• Ask her to sign off on the discharge petition for the DREAM Act. [A discharge petition would bring the bill from committee to the House floor for a vote.] [Click here for additional information and suggestions.]

The White House | 202-456-1111 (comments) | | | |
Senator Tim Kaine | 202-224-4024 |703-361-3192 |
Senator Mark R. Warner | 202-224-2023 | 703-442-0670 |
Congresswoman Barbara J. Comstock [10th Congressional District] | 202-225-5136 | 703-404-6903 |
Gerry E. Connolly [11th Congressional District] | 202-225-1492 | 703-256-3071 |

2. Make a donation.

There are approximately 200,000 people nationwide who are eligible to apply to renew their DACA status; for this eligible group, renewal applications, including a $495 fee, must be received by the government by October 5. If you are able to make a financial donation to assist people who cannot afford the fee, please consider these options.

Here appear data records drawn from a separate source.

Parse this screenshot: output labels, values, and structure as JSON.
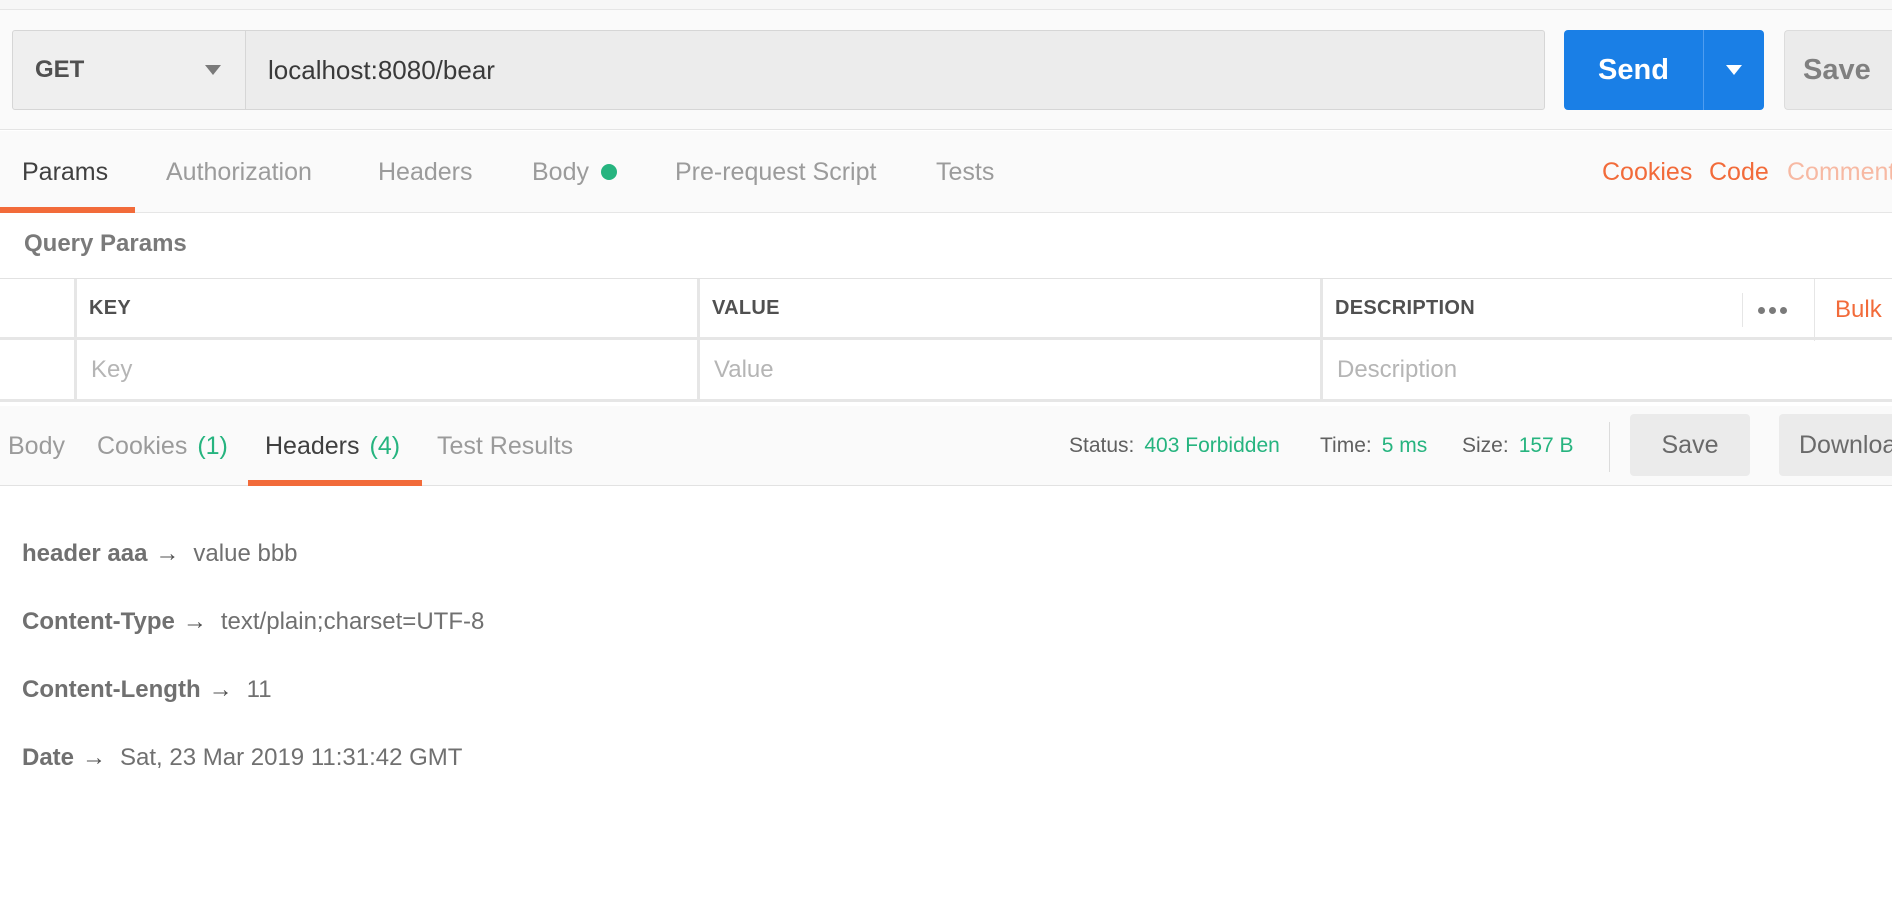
{
  "request": {
    "method": "GET",
    "url": "localhost:8080/bear",
    "send_label": "Send",
    "save_label": "Save"
  },
  "request_tabs": [
    {
      "label": "Params",
      "active": true
    },
    {
      "label": "Authorization"
    },
    {
      "label": "Headers"
    },
    {
      "label": "Body",
      "has_dot": true
    },
    {
      "label": "Pre-request Script"
    },
    {
      "label": "Tests"
    }
  ],
  "request_links": {
    "cookies": "Cookies",
    "code": "Code",
    "comments": "Comment"
  },
  "query_params": {
    "title": "Query Params",
    "columns": {
      "key": "KEY",
      "value": "VALUE",
      "description": "DESCRIPTION"
    },
    "placeholders": {
      "key": "Key",
      "value": "Value",
      "description": "Description"
    },
    "bulk_label": "Bulk"
  },
  "response": {
    "tabs": {
      "body": "Body",
      "cookies": "Cookies",
      "cookies_count": "(1)",
      "headers": "Headers",
      "headers_count": "(4)",
      "test_results": "Test Results"
    },
    "status_label": "Status:",
    "status_value": "403 Forbidden",
    "time_label": "Time:",
    "time_value": "5 ms",
    "size_label": "Size:",
    "size_value": "157 B",
    "save_label": "Save",
    "download_label": "Download",
    "headers": [
      {
        "key": "header aaa",
        "value": "value bbb"
      },
      {
        "key": "Content-Type",
        "value": "text/plain;charset=UTF-8"
      },
      {
        "key": "Content-Length",
        "value": "11"
      },
      {
        "key": "Date",
        "value": "Sat, 23 Mar 2019 11:31:42 GMT"
      }
    ],
    "arrow": "→"
  },
  "colors": {
    "accent": "#f26b3a",
    "send_blue": "#1a7fe6",
    "success_green": "#26b47f"
  }
}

a) CASA, one of the organizations with which we partner —

b) United We Dream —

Additionally, Legal Aid Justice Center and Just Neighbors, organizations that are hosting and/or providing volunteers for a number of DACA renewal clinics in Northern Virginia, are seeking donations help pay for postage for the DACA renewal applications and office supplies for the clinics.

3. Ask people you know to take action.

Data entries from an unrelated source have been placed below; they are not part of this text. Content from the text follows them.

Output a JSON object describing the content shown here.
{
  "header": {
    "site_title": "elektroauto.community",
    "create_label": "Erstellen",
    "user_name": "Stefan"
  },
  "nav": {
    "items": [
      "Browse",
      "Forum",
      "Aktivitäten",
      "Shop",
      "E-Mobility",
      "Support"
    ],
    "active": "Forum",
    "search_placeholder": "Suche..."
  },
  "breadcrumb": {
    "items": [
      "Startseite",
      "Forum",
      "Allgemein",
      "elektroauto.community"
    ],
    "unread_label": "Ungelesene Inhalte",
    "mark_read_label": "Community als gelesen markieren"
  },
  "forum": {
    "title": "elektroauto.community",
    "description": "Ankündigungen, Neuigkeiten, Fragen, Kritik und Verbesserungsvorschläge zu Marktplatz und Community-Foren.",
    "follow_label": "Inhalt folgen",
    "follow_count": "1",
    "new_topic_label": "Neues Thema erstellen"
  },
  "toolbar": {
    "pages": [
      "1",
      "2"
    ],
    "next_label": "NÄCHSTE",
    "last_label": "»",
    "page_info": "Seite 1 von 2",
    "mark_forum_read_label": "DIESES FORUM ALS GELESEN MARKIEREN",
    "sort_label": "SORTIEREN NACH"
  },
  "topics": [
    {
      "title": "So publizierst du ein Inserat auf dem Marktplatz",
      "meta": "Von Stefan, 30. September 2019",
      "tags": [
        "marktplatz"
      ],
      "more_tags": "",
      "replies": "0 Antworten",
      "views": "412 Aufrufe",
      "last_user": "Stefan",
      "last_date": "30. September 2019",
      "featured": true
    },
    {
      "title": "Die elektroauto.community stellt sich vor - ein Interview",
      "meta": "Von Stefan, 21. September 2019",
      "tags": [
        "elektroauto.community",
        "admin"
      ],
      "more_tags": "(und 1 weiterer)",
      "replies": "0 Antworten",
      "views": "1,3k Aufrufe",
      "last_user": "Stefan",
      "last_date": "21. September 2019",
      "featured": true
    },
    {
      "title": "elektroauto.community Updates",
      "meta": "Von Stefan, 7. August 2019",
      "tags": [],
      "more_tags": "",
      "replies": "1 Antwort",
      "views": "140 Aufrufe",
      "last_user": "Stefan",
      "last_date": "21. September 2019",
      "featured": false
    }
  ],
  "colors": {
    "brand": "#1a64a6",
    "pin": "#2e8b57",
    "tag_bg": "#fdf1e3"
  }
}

Call and/or email your friends, family, neighbors, and other members of your community and network. Tell them why you support DACA recipients, what actions you have taken to #DefendDACA, and ask them to call their elected officials. Share this information on social media using the hashtags #DACA, #DreamAct, and #DefundHate. (You can also share this call to action at

More about DACA:
DACA (Deferred Action for Childhood Arrivals) is a program, established in 2012, that provides temporary lawful presence and relief from deportation for people who arrived in the US as children. About 800,000 people currently have this status (are “DACAmented”). People with DACA are going to school, working (DACA provides legal authorization to work), and living in and contributing to our communities.

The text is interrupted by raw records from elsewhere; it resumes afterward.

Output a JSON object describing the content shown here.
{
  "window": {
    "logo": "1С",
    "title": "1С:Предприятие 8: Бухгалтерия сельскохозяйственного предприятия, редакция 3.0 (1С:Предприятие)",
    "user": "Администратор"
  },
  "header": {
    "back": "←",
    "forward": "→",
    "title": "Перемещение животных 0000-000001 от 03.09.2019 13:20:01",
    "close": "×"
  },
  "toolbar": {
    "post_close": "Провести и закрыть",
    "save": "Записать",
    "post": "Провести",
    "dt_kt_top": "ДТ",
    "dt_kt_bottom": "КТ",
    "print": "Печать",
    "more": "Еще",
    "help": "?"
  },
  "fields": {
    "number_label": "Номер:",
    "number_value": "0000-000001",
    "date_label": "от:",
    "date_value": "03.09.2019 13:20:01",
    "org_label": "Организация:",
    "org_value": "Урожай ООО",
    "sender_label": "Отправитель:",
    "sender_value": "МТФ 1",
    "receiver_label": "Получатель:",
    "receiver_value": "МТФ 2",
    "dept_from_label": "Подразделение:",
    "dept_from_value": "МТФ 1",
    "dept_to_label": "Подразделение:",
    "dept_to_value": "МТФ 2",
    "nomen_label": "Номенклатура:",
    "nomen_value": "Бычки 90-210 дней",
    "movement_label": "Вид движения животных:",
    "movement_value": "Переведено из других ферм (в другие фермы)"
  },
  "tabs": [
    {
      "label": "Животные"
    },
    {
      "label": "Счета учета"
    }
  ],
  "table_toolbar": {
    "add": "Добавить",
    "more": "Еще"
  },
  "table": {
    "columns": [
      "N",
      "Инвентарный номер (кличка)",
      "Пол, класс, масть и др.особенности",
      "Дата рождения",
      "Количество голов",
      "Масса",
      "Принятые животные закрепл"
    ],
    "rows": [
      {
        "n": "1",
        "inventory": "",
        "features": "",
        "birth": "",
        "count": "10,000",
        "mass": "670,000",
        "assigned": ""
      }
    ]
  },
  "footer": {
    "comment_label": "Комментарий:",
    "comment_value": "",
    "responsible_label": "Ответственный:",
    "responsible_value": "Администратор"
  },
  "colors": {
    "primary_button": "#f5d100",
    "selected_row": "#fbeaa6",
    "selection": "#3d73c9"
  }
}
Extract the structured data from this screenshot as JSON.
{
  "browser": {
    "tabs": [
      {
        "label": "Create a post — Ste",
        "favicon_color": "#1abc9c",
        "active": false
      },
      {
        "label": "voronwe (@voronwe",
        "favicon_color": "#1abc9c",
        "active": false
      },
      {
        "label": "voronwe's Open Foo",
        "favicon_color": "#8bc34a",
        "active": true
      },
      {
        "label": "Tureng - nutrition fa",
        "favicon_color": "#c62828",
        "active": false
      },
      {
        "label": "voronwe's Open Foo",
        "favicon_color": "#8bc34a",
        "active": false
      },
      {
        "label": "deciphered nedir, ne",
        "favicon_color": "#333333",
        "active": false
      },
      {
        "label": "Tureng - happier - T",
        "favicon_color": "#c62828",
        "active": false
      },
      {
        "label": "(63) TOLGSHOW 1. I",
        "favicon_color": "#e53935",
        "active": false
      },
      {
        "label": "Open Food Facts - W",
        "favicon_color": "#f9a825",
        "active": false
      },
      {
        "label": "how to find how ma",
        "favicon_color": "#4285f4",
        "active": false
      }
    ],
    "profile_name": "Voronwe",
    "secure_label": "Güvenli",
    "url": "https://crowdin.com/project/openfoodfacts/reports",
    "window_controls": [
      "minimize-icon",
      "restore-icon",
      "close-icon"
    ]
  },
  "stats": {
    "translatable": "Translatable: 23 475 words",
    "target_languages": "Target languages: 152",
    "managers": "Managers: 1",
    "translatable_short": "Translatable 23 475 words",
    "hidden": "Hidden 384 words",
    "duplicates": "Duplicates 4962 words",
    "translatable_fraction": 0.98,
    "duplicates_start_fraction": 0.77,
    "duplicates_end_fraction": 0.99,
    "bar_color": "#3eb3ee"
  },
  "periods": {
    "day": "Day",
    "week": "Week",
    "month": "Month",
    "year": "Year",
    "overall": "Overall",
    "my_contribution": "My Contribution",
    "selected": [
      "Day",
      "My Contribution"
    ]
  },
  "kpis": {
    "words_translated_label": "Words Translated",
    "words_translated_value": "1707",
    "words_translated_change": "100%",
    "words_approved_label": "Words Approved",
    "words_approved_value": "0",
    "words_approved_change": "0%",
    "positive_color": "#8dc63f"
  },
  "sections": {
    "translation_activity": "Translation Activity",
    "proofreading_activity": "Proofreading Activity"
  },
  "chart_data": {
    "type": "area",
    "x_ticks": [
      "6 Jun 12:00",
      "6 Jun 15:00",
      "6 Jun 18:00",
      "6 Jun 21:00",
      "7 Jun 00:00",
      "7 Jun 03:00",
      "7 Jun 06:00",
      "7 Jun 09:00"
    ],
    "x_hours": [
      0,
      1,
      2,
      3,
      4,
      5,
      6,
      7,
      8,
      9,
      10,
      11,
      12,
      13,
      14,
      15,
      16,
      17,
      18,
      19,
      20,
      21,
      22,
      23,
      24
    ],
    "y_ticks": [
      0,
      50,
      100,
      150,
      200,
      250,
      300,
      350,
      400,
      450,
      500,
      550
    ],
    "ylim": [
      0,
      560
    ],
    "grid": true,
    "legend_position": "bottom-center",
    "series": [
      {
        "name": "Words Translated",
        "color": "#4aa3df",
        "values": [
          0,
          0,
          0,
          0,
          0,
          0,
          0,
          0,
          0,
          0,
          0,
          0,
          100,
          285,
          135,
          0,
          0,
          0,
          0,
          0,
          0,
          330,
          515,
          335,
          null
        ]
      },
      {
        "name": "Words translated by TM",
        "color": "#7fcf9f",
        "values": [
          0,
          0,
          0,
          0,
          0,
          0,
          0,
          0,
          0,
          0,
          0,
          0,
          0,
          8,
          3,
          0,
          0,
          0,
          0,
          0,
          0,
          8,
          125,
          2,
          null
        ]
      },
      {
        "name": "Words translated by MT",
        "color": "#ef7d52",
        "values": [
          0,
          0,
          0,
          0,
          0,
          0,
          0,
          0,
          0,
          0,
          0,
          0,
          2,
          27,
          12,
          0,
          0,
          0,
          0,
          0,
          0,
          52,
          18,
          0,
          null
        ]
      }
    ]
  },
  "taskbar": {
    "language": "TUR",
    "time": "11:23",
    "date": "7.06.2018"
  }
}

On September 5, Attorney General Jeff Sessions announced the termination of the program. For people who currently have DACA, as their status expires, they will be at risk of being deported, being ripped from their families and communities, and deported to countries that are not their homes, as well as not being able to work, continue their studies, and pursue their dreams. It would be devastating to them, to their families, and our communities. This would affect millions of people, including the 800,000 DACA recipients and the millions of people who love and care about them and depend on them. Congress must act NOW to ensure to provide legal protections to people with DACA.

While DACA is at immediate risk, making the future uncertain for about 800,000 people, many DACA recipients are also expressing concern for and solidarity with the larger immigrant community, including those with TPS (Temporary Protected Status), refugees, and those without legal authorization. Protection for DACA should not come at the expense of tougher enforcement for immigrants who aren’t eligible for DACA and should not be used as a bargaining chip by the President or his administration to get funding for his border wall and expanded detention and deportation of immigrants.